AIM OF THE TASK:
Only the text belongs in the copy: retype each record exactly as it appears.

DATASET EXTRACT:
++++++++
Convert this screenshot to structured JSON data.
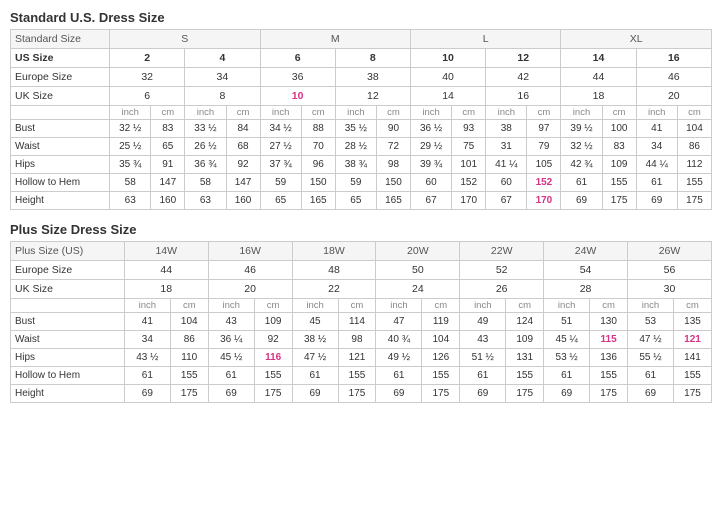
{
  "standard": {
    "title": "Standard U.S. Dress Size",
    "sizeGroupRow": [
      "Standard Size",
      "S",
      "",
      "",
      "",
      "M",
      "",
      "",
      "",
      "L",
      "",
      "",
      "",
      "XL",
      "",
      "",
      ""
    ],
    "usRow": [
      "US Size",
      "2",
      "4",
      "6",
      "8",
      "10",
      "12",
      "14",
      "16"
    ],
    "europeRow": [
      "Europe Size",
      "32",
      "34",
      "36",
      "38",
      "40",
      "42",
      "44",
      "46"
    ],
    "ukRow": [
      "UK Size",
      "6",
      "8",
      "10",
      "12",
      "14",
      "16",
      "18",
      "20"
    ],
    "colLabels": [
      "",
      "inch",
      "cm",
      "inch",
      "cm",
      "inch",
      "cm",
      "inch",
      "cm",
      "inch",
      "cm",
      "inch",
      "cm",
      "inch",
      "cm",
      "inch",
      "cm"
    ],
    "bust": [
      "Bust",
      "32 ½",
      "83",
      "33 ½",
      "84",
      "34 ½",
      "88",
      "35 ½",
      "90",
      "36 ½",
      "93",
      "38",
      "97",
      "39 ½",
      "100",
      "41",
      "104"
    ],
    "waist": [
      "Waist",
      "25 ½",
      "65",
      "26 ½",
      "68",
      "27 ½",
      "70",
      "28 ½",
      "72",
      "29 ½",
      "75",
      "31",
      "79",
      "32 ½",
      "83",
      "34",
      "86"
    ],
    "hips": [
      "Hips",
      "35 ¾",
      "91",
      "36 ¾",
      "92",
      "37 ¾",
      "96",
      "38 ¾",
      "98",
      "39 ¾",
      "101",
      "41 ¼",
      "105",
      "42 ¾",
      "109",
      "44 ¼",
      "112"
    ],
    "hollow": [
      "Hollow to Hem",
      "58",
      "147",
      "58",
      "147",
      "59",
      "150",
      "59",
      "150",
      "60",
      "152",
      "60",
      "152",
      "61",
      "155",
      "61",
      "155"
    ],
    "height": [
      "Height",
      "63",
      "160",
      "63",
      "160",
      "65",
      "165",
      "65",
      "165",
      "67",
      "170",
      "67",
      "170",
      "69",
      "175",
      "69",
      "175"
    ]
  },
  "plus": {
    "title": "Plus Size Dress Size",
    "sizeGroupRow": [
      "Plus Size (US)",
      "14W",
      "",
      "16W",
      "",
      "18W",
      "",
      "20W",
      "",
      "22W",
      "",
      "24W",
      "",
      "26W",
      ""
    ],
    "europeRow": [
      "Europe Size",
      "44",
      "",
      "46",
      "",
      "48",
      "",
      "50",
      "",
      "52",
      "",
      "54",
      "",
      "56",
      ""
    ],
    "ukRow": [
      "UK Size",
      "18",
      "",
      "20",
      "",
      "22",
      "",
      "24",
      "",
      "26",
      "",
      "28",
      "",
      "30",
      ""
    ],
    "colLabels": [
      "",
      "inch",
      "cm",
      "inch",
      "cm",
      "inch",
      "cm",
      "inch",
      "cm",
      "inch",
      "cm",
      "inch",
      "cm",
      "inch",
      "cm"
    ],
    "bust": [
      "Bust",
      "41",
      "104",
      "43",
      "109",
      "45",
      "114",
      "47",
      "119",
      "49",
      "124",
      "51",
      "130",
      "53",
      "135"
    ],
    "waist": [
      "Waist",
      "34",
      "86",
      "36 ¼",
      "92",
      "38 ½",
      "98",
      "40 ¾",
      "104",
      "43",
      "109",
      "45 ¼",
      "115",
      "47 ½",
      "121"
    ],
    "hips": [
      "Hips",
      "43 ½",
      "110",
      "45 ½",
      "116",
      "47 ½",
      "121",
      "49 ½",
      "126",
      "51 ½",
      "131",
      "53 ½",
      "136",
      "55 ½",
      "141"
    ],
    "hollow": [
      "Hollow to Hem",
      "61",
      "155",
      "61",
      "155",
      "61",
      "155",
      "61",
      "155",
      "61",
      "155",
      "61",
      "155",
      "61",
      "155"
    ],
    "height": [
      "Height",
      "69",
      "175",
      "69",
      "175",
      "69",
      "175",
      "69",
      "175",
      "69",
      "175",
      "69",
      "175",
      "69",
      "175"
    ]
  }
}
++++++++
SOLUTION TO THE EXERCISE:
Convert this screenshot to structured JSON data.
{
  "standard": {
    "title": "Standard U.S. Dress Size",
    "sizeGroupRow": [
      "Standard Size",
      "S",
      "",
      "",
      "",
      "M",
      "",
      "",
      "",
      "L",
      "",
      "",
      "",
      "XL",
      "",
      "",
      ""
    ],
    "usRow": [
      "US Size",
      "2",
      "4",
      "6",
      "8",
      "10",
      "12",
      "14",
      "16"
    ],
    "europeRow": [
      "Europe Size",
      "32",
      "34",
      "36",
      "38",
      "40",
      "42",
      "44",
      "46"
    ],
    "ukRow": [
      "UK Size",
      "6",
      "8",
      "10",
      "12",
      "14",
      "16",
      "18",
      "20"
    ],
    "colLabels": [
      "",
      "inch",
      "cm",
      "inch",
      "cm",
      "inch",
      "cm",
      "inch",
      "cm",
      "inch",
      "cm",
      "inch",
      "cm",
      "inch",
      "cm",
      "inch",
      "cm"
    ],
    "bust": [
      "Bust",
      "32 ½",
      "83",
      "33 ½",
      "84",
      "34 ½",
      "88",
      "35 ½",
      "90",
      "36 ½",
      "93",
      "38",
      "97",
      "39 ½",
      "100",
      "41",
      "104"
    ],
    "waist": [
      "Waist",
      "25 ½",
      "65",
      "26 ½",
      "68",
      "27 ½",
      "70",
      "28 ½",
      "72",
      "29 ½",
      "75",
      "31",
      "79",
      "32 ½",
      "83",
      "34",
      "86"
    ],
    "hips": [
      "Hips",
      "35 ¾",
      "91",
      "36 ¾",
      "92",
      "37 ¾",
      "96",
      "38 ¾",
      "98",
      "39 ¾",
      "101",
      "41 ¼",
      "105",
      "42 ¾",
      "109",
      "44 ¼",
      "112"
    ],
    "hollow": [
      "Hollow to Hem",
      "58",
      "147",
      "58",
      "147",
      "59",
      "150",
      "59",
      "150",
      "60",
      "152",
      "60",
      "152",
      "61",
      "155",
      "61",
      "155"
    ],
    "height": [
      "Height",
      "63",
      "160",
      "63",
      "160",
      "65",
      "165",
      "65",
      "165",
      "67",
      "170",
      "67",
      "170",
      "69",
      "175",
      "69",
      "175"
    ]
  },
  "plus": {
    "title": "Plus Size Dress Size",
    "sizeGroupRow": [
      "Plus Size (US)",
      "14W",
      "",
      "16W",
      "",
      "18W",
      "",
      "20W",
      "",
      "22W",
      "",
      "24W",
      "",
      "26W",
      ""
    ],
    "europeRow": [
      "Europe Size",
      "44",
      "",
      "46",
      "",
      "48",
      "",
      "50",
      "",
      "52",
      "",
      "54",
      "",
      "56",
      ""
    ],
    "ukRow": [
      "UK Size",
      "18",
      "",
      "20",
      "",
      "22",
      "",
      "24",
      "",
      "26",
      "",
      "28",
      "",
      "30",
      ""
    ],
    "colLabels": [
      "",
      "inch",
      "cm",
      "inch",
      "cm",
      "inch",
      "cm",
      "inch",
      "cm",
      "inch",
      "cm",
      "inch",
      "cm",
      "inch",
      "cm"
    ],
    "bust": [
      "Bust",
      "41",
      "104",
      "43",
      "109",
      "45",
      "114",
      "47",
      "119",
      "49",
      "124",
      "51",
      "130",
      "53",
      "135"
    ],
    "waist": [
      "Waist",
      "34",
      "86",
      "36 ¼",
      "92",
      "38 ½",
      "98",
      "40 ¾",
      "104",
      "43",
      "109",
      "45 ¼",
      "115",
      "47 ½",
      "121"
    ],
    "hips": [
      "Hips",
      "43 ½",
      "110",
      "45 ½",
      "116",
      "47 ½",
      "121",
      "49 ½",
      "126",
      "51 ½",
      "131",
      "53 ½",
      "136",
      "55 ½",
      "141"
    ],
    "hollow": [
      "Hollow to Hem",
      "61",
      "155",
      "61",
      "155",
      "61",
      "155",
      "61",
      "155",
      "61",
      "155",
      "61",
      "155",
      "61",
      "155"
    ],
    "height": [
      "Height",
      "69",
      "175",
      "69",
      "175",
      "69",
      "175",
      "69",
      "175",
      "69",
      "175",
      "69",
      "175",
      "69",
      "175"
    ]
  }
}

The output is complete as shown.